Data entries:
---

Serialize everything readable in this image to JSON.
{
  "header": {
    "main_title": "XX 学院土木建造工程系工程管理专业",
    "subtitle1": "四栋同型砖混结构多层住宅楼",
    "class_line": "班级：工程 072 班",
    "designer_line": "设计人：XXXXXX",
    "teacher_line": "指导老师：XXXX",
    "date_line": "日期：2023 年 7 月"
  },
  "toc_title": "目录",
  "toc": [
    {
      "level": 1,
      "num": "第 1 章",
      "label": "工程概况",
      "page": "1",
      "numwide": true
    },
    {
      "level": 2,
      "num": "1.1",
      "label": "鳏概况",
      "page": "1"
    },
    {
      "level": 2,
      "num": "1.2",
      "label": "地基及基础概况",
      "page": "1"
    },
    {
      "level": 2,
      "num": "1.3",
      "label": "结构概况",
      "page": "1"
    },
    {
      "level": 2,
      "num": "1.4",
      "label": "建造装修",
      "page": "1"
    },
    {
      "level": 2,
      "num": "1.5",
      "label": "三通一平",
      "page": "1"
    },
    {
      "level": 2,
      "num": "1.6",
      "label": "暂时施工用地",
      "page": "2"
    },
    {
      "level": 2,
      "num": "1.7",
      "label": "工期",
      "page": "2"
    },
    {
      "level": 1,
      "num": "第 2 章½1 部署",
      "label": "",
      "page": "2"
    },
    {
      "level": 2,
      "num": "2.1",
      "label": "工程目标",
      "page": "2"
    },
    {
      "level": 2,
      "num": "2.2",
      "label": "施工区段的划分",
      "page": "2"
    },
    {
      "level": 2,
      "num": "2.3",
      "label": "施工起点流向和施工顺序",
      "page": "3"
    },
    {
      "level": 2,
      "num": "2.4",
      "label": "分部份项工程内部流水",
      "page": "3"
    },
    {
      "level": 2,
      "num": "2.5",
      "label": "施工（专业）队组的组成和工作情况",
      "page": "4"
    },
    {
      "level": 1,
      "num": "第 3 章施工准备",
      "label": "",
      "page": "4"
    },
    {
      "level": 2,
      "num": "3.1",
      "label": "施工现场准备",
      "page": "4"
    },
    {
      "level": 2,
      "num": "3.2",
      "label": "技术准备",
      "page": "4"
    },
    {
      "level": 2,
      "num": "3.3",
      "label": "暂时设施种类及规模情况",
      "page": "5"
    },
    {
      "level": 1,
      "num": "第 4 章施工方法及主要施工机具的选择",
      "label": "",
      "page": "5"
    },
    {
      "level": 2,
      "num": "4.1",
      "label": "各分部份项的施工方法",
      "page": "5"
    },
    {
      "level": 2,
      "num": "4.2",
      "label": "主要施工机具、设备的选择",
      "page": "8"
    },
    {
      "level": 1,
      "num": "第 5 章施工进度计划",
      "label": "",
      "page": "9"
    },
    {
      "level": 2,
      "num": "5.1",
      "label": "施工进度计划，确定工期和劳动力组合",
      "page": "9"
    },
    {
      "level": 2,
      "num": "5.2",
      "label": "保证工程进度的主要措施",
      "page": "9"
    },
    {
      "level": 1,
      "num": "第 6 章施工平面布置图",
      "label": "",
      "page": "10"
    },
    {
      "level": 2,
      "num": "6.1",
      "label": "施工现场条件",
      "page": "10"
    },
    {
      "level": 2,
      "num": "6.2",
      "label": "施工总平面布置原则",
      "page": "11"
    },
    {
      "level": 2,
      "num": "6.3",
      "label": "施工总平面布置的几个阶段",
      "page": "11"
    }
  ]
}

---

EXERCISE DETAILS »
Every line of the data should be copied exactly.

REPLY »
Serialize everything readable in this image to JSON.
{
  "header": {
    "main_title": "XX 学院土木建造工程系工程管理专业",
    "subtitle1": "四栋同型砖混结构多层住宅楼",
    "class_line": "班级：工程 072 班",
    "designer_line": "设计人：XXXXXX",
    "teacher_line": "指导老师：XXXX",
    "date_line": "日期：2023 年 7 月"
  },
  "toc_title": "目录",
  "toc": [
    {
      "level": 1,
      "num": "第 1 章",
      "label": "工程概况",
      "page": "1",
      "numwide": true
    },
    {
      "level": 2,
      "num": "1.1",
      "label": "鳏概况",
      "page": "1"
    },
    {
      "level": 2,
      "num": "1.2",
      "label": "地基及基础概况",
      "page": "1"
    },
    {
      "level": 2,
      "num": "1.3",
      "label": "结构概况",
      "page": "1"
    },
    {
      "level": 2,
      "num": "1.4",
      "label": "建造装修",
      "page": "1"
    },
    {
      "level": 2,
      "num": "1.5",
      "label": "三通一平",
      "page": "1"
    },
    {
      "level": 2,
      "num": "1.6",
      "label": "暂时施工用地",
      "page": "2"
    },
    {
      "level": 2,
      "num": "1.7",
      "label": "工期",
      "page": "2"
    },
    {
      "level": 1,
      "num": "第 2 章½1 部署",
      "label": "",
      "page": "2"
    },
    {
      "level": 2,
      "num": "2.1",
      "label": "工程目标",
      "page": "2"
    },
    {
      "level": 2,
      "num": "2.2",
      "label": "施工区段的划分",
      "page": "2"
    },
    {
      "level": 2,
      "num": "2.3",
      "label": "施工起点流向和施工顺序",
      "page": "3"
    },
    {
      "level": 2,
      "num": "2.4",
      "label": "分部份项工程内部流水",
      "page": "3"
    },
    {
      "level": 2,
      "num": "2.5",
      "label": "施工（专业）队组的组成和工作情况",
      "page": "4"
    },
    {
      "level": 1,
      "num": "第 3 章施工准备",
      "label": "",
      "page": "4"
    },
    {
      "level": 2,
      "num": "3.1",
      "label": "施工现场准备",
      "page": "4"
    },
    {
      "level": 2,
      "num": "3.2",
      "label": "技术准备",
      "page": "4"
    },
    {
      "level": 2,
      "num": "3.3",
      "label": "暂时设施种类及规模情况",
      "page": "5"
    },
    {
      "level": 1,
      "num": "第 4 章施工方法及主要施工机具的选择",
      "label": "",
      "page": "5"
    },
    {
      "level": 2,
      "num": "4.1",
      "label": "各分部份项的施工方法",
      "page": "5"
    },
    {
      "level": 2,
      "num": "4.2",
      "label": "主要施工机具、设备的选择",
      "page": "8"
    },
    {
      "level": 1,
      "num": "第 5 章施工进度计划",
      "label": "",
      "page": "9"
    },
    {
      "level": 2,
      "num": "5.1",
      "label": "施工进度计划，确定工期和劳动力组合",
      "page": "9"
    },
    {
      "level": 2,
      "num": "5.2",
      "label": "保证工程进度的主要措施",
      "page": "9"
    },
    {
      "level": 1,
      "num": "第 6 章施工平面布置图",
      "label": "",
      "page": "10"
    },
    {
      "level": 2,
      "num": "6.1",
      "label": "施工现场条件",
      "page": "10"
    },
    {
      "level": 2,
      "num": "6.2",
      "label": "施工总平面布置原则",
      "page": "11"
    },
    {
      "level": 2,
      "num": "6.3",
      "label": "施工总平面布置的几个阶段",
      "page": "11"
    }
  ]
}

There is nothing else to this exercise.